I also remember feeling frustrated a lot. Frustrated that I felt more confused in some ways about who I was, what I stood for and what my future held. In other ways, I was gaining amazing insight and clarity that I would never have received outside of these sessions. It was six months of rewiring my entire self. Rewiring thought patterns and habits. Retooling the way that my brain worked.
The more I focused on this notion that my psychotherapist had opened me up and “broke” me, the more upset I became and the more disconnected from the world I felt. So, I did what anyone would do in that moment… I ditched him. Even though the best thing for me would have been to continue to use talk therapy to my advantage, I ditched him. Even though I probably still needed it, I ditched him.
In April of 2010, I found out that I was pregnant. The pieces that had felt so shattered during my therapy seemed to be coming back together in the prettiest of puzzles. They seemed to be connected in ways that made sense and my focus was shifting. I felt more at peace than I had in a very long time and I felt like somebody picked me up and set me on the correct path.
In May of 2010, I sent my therapist an e-mail to cancel our sessions indefinitely. He asked me to come in one last time for closure and to wrap things up but I declined.
Looking back, I wish I had gone in for another appointment with him. In fact, there are days when I still wish I had that outlet – someone impartial to talk to that was trained in guiding human beings through this thing called life. It was the best and worst six months of my entire life but I have to give him credit where credit is due. So, with that in mind, let me leave him a note should he ever come across this (or should I ever become brave enough to e-mail it to him):

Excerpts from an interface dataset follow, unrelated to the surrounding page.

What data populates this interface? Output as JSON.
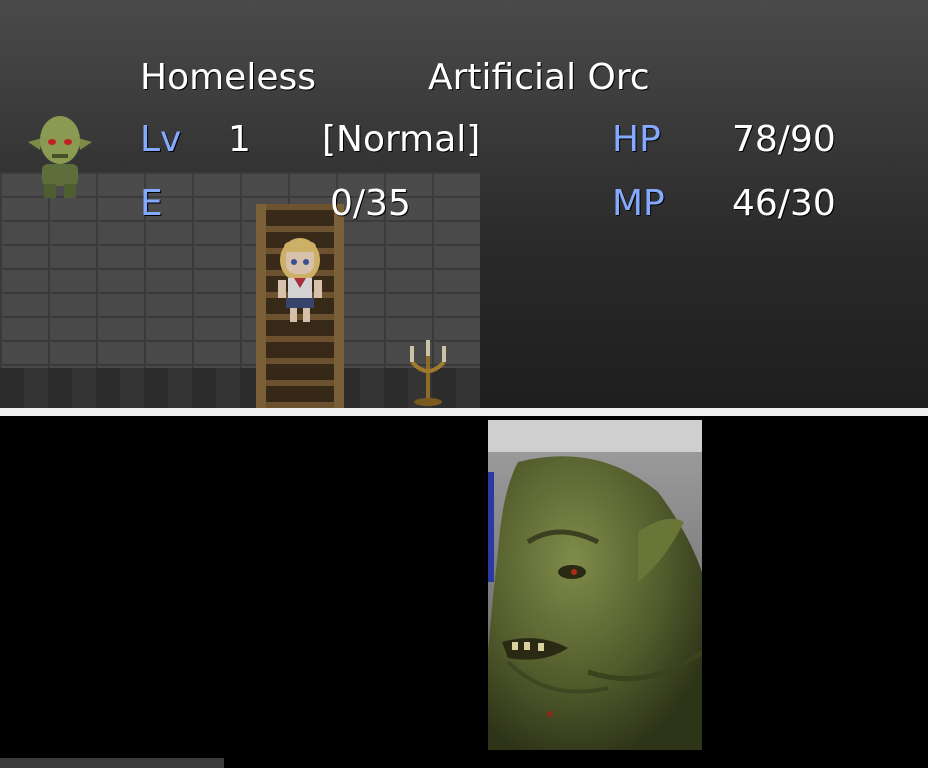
{
  "character": {
    "name": "Homeless",
    "class": "Artificial Orc",
    "level_label": "Lv",
    "level": "1",
    "state": "[Normal]",
    "exp_label": "E",
    "exp_value": "0/35",
    "hp_label": "HP",
    "hp_value": "78/90",
    "mp_label": "MP",
    "mp_value": "46/30"
  },
  "colors": {
    "text": "#ffffff",
    "system_label": "#84aaff",
    "orc_skin": "#6e7d3e"
  },
  "icons": {
    "face": "orc-face-sprite",
    "portrait": "orc-portrait",
    "npc": "schoolgirl-sprite",
    "prop": "candelabra"
  }
}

Dr. Psychotherapist Man,
Thank you. Thank you from the bottom of my heart for the work we did together. At the time, I thought you had broken me. I thought that the drive and determination that had dissipated was due to you breaking me and shattering my world into a thousand tiny pieces. I thought you were to blame.
The opposite is true. I was to blame. The drive and determination, while others thought admirable, was killing me slowly. Had I continued on that journey, I may never have become pregnant (I had tried for three years to conceive my daughter and I finally conceived her during our work together, which tells me that clearly my body was already feeling the healing and was in a better place). Had I continued on that journey, I may be divorced and may have ruined many of my friendships.
Because of our work together, I am able to see my priorities clearly. I know that hard work is still something that is built in my DNA and I know that I will always strive for success but it’s no longer for unhealthy reasons. Now, I am working on setting up a solid financial future for my daughter and my husband. I don’t care about flash and bling and fancy cars. I care about this exact moment.
So, you didn’t break me. You just broke down the fog, which allowed me to see. See who I am and see life.
Thank you for breaking me.
Photo credit: http://www.flickr.com/photos/rachubarama/4041887146/